The flood that displaced thousands of people in San Jose last year could have been far less devastating had local agencies been better prepared. Santa Clara County, which plays a key role in regional disaster response, is mulling the idea of using artificial intelligence to brace for future emergencies.
The Board of Supervisors on Tuesday will talk about studying emerging AI tools help fight—or even predict—the next catastrophe. A memo authored by supervisors Cindy Chavez and Mike Wasserman would authorize the county to research ways to incorporate machine-learning technologies into local disaster planning emergency response and recovery efforts.
In the past year, San Francisco and San Mateo counties have begun to employ AI to train and prepare for earthquakes, to predict flooding and to guide policymakers regarding land-use and mitigation measures.
“Because many natural hazard events require regional emergency response and regional recovery efforts, the county should encourage regional use of best practices and compatibility of technology used throughout the region,” Chavez and Wasserman wrote in their proposal, calling on the county to “take a leadership role” in the effort.
Machine learning is a subset of AI in which the technology is hard-coded to perform certain tasks and is trained via algorithms to “learn” by making adjustments. The county will explore ways to use the technology to assess risk to vulnerable populations, infrastructure and building stock as well as to improve training for first responders.

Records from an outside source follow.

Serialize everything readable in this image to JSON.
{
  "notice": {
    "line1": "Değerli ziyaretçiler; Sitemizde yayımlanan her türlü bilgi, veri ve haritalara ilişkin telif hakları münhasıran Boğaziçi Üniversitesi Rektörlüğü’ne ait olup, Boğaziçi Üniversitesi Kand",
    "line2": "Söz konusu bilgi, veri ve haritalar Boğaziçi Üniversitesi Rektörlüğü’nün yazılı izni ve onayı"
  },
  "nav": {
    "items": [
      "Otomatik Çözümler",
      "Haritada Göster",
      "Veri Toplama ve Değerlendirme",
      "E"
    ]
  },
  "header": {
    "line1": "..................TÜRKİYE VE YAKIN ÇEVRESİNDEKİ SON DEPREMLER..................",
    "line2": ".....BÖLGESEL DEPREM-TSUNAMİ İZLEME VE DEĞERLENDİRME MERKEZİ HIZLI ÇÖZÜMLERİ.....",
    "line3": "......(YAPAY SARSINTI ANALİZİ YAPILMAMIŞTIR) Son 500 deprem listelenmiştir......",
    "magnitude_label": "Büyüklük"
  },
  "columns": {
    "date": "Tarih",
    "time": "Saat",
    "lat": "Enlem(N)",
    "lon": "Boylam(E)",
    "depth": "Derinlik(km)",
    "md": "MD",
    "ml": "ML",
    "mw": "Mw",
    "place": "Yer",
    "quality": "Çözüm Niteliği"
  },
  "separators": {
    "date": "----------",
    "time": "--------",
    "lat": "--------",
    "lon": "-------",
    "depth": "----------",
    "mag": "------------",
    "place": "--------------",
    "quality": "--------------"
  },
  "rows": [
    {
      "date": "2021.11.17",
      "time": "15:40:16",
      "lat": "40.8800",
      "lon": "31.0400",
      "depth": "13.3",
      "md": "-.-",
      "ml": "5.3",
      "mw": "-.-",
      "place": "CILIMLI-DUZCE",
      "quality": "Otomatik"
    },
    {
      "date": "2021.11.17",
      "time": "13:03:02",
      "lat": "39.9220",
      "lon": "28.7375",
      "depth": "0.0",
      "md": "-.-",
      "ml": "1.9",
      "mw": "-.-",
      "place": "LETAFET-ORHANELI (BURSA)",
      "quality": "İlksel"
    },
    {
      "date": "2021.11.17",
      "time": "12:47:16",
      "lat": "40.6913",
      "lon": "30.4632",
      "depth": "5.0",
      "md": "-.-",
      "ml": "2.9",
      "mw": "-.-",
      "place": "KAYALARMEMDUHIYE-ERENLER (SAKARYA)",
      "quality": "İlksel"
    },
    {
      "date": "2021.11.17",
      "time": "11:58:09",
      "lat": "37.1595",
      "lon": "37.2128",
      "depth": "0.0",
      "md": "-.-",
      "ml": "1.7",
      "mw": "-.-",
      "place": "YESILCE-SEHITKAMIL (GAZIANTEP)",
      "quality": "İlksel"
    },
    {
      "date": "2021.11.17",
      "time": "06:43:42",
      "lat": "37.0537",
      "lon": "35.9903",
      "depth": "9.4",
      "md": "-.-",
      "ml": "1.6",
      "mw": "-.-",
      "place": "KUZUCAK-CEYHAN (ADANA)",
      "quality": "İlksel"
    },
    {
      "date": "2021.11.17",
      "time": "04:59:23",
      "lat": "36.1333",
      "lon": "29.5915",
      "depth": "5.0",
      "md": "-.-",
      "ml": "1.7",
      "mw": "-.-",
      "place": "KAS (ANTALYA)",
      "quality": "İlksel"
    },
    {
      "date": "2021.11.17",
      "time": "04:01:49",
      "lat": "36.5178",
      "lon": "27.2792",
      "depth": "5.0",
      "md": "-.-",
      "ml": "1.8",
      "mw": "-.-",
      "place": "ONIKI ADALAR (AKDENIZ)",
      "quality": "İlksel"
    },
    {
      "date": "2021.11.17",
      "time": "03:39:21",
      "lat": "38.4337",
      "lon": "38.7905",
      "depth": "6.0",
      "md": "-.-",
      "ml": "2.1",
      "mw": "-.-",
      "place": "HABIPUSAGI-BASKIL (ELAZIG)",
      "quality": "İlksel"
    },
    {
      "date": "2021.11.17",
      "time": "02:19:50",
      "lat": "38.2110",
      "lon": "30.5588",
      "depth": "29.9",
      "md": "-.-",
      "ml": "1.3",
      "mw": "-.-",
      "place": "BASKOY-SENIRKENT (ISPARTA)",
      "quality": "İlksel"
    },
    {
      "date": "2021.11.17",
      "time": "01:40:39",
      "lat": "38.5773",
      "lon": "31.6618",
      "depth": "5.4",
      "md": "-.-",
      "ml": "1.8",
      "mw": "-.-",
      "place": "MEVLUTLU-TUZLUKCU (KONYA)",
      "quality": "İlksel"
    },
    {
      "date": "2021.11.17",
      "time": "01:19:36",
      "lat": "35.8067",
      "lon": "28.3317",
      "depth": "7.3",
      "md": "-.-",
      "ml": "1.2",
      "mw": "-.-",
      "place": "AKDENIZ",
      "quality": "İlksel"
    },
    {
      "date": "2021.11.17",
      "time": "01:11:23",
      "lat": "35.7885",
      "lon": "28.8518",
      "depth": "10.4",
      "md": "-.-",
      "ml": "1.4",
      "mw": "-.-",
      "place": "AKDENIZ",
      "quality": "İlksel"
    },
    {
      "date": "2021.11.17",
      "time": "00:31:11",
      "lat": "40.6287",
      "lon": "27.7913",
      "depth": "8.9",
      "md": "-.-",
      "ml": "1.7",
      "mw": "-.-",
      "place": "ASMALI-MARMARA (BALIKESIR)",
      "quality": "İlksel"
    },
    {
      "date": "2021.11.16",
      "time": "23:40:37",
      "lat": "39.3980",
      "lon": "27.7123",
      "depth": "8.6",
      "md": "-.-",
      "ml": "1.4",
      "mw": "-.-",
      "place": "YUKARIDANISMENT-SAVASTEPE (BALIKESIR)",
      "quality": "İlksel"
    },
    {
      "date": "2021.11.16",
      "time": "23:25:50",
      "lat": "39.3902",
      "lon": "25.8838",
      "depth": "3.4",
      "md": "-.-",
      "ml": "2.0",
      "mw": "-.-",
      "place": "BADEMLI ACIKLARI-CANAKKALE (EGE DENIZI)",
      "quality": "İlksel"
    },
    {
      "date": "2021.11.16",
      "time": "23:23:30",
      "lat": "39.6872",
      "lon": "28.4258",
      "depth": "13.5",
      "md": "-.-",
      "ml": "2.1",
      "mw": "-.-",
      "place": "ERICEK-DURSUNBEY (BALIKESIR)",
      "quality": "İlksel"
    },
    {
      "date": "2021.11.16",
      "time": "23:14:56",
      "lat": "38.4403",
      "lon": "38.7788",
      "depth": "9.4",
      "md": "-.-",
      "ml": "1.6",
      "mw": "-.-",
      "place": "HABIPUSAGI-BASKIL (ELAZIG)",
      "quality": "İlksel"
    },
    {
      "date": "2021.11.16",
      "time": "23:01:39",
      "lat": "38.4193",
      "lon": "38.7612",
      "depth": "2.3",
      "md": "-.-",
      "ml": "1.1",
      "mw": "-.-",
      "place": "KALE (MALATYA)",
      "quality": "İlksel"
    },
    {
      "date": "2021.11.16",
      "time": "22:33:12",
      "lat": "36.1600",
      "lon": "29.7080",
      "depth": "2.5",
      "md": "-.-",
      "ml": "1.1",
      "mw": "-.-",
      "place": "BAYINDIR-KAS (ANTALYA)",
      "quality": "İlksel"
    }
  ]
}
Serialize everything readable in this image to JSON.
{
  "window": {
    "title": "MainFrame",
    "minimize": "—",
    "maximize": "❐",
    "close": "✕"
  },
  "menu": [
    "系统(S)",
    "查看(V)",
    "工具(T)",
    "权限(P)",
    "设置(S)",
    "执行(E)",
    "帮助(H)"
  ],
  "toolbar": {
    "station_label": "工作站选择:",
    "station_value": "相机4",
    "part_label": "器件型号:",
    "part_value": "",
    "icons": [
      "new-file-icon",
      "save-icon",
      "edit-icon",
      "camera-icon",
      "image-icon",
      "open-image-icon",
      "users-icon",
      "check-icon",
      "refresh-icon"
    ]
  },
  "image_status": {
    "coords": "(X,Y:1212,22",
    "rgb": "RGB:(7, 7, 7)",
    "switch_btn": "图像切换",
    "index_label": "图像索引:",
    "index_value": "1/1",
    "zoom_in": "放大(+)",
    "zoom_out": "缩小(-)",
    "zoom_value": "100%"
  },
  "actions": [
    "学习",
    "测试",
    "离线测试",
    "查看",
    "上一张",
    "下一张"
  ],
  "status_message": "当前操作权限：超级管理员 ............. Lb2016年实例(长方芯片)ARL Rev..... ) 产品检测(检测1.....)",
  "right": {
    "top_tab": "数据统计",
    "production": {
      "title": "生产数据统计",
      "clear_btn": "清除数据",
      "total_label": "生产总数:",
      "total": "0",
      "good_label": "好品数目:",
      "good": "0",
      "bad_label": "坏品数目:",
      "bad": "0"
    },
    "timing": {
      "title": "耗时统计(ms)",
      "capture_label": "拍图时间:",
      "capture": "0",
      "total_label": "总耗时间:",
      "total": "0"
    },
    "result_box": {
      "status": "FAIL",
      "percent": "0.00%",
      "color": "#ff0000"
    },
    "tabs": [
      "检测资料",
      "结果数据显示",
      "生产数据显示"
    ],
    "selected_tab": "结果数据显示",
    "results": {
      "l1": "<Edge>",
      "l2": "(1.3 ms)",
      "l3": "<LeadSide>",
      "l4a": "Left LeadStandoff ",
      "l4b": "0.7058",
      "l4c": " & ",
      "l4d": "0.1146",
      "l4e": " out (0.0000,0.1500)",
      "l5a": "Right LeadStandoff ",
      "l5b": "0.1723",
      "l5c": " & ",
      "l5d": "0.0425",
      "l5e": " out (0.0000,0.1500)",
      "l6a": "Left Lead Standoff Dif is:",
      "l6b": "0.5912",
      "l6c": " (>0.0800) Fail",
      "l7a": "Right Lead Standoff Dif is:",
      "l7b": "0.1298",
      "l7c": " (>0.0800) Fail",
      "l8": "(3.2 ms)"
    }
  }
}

- The projected date to complete construction on the county’s new Main Jail has been pushed back to 2023, the number of proposed beds reduced from 815 to 535, its size increased to 243,000 square feet and its budget bumped up by $14 million to $295 million. The new facility would include mental health housing with classrooms and treatment space. It would also offer dental, optometry, physical therapy, kidney dialysis and pre- and post-operative treatment. “These recommended changes would increase the cost of the initial proposal by 6 percent and provide a jail with fewer beds and more square footage, that is a safer facility for staff and inmates, and is designed based on best practices,” Deputy County Executive Martha Wapenski said in a prepared statement on Monday. “These best practices include more single cells for the mentally ill population, larger day rooms for classes and programs, and larger recreation yards.”
- The Sheriff’s Office wants to expand its marijuana eradication team to crack down on illegal drug manufacturing. Though California recently legalized adult-use marijuana, local law enforcement apparently anticipates an upswing in black market grows and hash oil production. Currently, the marijuana eradication team consists of a two full-time officers and one part-time detective. “These resources, while effective in completing the law enforcement activities they undertake, are by themselves insufficient to undertake the volume of known current illegal activities, much less the increased volume of these activities anticipated to take place beginning in 2018,” according to a memo from the office of Sheriff Laurie Smith. Below is a summary of the number of tips and eradications from 2015 to 2016.
- To accommodate the disproportionate number of homeless LGBTQ youth and young adults, the county is moving forward with plans to build a specialized shelter. The Office of Supportive Housing is in the process of scouting out a site for the proposed 24-bed facility and anticipates opening its doors by this summer.
- The county may need to spend $800,000 to place a charter amendment on the ballot to appoint a civilian jail monitor. Officials have been discussing ways to create a civilian oversight position of the country’s troubled jails since 2015, when three deputies fatally beat inmate Michael Tyree.
WHAT: Board of Supervisors meets
WHEN: 9:30am Tuesday
WHERE: County Government Center, 70 W. Hedding St., San Jose
INFO: Clerk of the Board, 408.299.5001